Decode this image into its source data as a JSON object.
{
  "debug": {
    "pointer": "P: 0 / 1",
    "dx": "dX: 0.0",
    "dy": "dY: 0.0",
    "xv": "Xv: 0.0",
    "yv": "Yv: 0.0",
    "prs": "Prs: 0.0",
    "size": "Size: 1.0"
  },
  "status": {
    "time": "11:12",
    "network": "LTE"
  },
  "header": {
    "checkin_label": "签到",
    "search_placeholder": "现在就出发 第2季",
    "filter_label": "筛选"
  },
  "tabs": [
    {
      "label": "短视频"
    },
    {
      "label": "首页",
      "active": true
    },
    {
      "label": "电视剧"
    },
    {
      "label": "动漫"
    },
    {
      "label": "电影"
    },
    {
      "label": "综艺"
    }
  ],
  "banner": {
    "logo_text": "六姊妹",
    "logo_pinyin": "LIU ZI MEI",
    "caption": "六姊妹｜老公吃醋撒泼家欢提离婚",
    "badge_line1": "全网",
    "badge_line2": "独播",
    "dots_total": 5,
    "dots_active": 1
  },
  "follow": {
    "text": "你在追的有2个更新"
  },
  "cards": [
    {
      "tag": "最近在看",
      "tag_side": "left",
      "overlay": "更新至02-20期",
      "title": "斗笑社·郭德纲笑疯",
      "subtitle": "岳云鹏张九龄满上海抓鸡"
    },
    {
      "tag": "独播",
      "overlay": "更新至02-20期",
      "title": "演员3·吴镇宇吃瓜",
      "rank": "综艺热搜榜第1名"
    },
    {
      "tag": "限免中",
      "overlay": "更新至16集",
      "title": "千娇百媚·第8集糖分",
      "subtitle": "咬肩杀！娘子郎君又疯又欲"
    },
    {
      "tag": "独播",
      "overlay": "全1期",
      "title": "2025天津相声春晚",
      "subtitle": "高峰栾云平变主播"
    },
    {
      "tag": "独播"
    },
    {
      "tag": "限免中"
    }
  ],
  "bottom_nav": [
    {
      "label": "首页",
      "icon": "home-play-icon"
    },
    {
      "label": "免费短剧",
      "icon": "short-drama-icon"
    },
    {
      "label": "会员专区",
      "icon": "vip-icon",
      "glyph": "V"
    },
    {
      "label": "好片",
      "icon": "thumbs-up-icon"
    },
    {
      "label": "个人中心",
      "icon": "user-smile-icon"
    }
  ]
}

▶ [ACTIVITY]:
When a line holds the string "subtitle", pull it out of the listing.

▶ [ANSWER SECTION]:
      "subtitle": "岳云鹏张九龄满上海抓鸡"
      "subtitle": "咬肩杀！娘子郎君又疯又欲"
      "subtitle": "高峰栾云平变主播"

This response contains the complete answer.